(Collected data)
*****

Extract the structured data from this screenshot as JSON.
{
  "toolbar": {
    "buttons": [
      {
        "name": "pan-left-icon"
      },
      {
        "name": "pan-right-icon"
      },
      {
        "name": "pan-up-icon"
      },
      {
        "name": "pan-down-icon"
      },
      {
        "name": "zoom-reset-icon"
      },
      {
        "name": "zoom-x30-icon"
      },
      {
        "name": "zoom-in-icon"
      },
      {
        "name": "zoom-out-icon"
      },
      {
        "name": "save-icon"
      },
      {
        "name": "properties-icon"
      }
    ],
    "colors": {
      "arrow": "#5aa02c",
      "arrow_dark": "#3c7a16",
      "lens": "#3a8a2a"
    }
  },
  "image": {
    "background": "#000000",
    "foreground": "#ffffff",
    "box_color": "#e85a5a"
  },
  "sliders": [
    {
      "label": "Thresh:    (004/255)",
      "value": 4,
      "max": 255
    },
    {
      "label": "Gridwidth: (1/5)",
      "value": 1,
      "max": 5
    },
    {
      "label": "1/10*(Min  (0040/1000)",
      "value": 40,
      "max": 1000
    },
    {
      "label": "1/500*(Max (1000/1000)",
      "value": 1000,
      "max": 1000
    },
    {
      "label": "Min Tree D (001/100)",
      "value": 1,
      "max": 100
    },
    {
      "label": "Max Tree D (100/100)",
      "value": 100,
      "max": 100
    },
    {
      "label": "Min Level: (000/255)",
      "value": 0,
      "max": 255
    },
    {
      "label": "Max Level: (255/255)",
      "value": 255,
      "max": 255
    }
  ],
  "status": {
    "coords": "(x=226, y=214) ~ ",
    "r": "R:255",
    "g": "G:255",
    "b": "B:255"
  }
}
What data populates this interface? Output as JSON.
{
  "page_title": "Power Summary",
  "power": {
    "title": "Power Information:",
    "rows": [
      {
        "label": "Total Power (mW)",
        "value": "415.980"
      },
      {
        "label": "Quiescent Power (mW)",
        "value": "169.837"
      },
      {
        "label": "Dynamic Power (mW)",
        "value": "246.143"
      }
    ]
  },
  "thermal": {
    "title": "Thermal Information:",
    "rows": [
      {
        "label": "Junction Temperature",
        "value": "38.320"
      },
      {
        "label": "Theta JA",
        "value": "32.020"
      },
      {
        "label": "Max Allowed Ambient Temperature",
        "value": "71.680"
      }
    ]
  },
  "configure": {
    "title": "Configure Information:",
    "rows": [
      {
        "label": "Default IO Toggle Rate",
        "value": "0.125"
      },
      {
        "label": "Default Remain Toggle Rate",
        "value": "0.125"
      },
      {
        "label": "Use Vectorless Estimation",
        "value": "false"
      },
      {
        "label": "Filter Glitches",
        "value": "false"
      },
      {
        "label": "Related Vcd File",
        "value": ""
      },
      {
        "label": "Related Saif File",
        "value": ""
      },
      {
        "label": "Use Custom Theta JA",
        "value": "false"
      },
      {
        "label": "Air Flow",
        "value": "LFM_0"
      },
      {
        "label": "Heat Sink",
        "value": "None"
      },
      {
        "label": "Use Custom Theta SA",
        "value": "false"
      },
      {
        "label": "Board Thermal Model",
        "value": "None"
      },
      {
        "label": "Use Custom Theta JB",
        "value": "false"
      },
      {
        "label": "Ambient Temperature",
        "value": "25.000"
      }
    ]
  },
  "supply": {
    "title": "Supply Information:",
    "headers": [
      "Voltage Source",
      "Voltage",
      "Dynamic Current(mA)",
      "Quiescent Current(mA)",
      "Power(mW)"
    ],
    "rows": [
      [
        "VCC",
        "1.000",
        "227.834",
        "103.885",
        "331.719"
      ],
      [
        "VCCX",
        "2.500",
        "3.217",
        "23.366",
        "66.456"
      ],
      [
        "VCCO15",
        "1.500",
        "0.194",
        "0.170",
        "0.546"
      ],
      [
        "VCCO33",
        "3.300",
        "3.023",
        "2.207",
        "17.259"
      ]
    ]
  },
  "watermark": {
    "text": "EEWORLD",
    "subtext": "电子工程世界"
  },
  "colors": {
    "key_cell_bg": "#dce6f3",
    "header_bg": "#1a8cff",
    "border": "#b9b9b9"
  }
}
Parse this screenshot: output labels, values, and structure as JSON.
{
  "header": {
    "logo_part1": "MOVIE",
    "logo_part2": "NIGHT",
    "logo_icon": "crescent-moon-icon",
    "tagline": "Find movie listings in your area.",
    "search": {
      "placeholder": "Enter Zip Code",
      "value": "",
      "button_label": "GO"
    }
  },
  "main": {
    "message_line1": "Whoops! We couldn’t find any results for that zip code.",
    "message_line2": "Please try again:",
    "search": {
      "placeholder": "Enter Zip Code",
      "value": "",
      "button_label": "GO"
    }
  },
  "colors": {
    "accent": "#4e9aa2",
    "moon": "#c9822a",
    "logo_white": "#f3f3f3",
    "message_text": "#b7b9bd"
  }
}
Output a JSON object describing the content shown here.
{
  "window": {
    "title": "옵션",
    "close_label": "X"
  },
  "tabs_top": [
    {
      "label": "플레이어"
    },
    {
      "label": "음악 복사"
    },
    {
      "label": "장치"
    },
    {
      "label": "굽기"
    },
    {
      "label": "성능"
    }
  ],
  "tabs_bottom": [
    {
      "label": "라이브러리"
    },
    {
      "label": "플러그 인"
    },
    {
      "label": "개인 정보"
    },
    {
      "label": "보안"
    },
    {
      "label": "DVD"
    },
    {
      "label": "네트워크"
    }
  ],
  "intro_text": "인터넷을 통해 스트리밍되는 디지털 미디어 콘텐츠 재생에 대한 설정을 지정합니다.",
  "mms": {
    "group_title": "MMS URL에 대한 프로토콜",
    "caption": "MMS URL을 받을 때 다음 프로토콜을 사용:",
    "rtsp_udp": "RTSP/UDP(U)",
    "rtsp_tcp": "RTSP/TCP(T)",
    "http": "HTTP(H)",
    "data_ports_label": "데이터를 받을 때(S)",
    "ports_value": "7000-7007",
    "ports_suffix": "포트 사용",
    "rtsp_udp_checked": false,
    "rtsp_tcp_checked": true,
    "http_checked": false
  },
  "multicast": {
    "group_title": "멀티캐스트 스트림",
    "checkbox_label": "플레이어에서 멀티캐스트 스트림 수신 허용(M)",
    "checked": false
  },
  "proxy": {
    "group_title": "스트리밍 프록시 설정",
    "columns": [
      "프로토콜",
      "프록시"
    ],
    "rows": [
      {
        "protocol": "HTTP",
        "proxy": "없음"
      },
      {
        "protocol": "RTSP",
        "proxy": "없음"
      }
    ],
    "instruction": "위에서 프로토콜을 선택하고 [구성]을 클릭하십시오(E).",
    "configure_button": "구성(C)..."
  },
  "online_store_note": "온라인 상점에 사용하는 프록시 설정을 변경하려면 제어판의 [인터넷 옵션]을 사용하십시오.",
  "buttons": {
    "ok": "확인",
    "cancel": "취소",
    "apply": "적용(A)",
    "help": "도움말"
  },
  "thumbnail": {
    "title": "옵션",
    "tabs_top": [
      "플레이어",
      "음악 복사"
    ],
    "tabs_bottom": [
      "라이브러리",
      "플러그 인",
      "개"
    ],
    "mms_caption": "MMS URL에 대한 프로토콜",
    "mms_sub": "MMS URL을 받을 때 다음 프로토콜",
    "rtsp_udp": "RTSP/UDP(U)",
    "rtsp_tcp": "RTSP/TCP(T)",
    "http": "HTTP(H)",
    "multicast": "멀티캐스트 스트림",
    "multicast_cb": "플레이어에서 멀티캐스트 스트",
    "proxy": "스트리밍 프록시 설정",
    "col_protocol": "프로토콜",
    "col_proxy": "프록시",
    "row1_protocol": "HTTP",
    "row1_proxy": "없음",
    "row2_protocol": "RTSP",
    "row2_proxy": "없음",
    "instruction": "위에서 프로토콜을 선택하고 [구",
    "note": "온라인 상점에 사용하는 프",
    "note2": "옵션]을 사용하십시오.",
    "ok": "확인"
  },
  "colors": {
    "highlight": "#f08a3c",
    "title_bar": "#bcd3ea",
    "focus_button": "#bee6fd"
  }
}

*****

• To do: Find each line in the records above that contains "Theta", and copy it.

• Exercise solution:
        "label": "Theta JA",
        "label": "Use Custom Theta JA",
        "label": "Use Custom Theta SA",
        "label": "Use Custom Theta JB",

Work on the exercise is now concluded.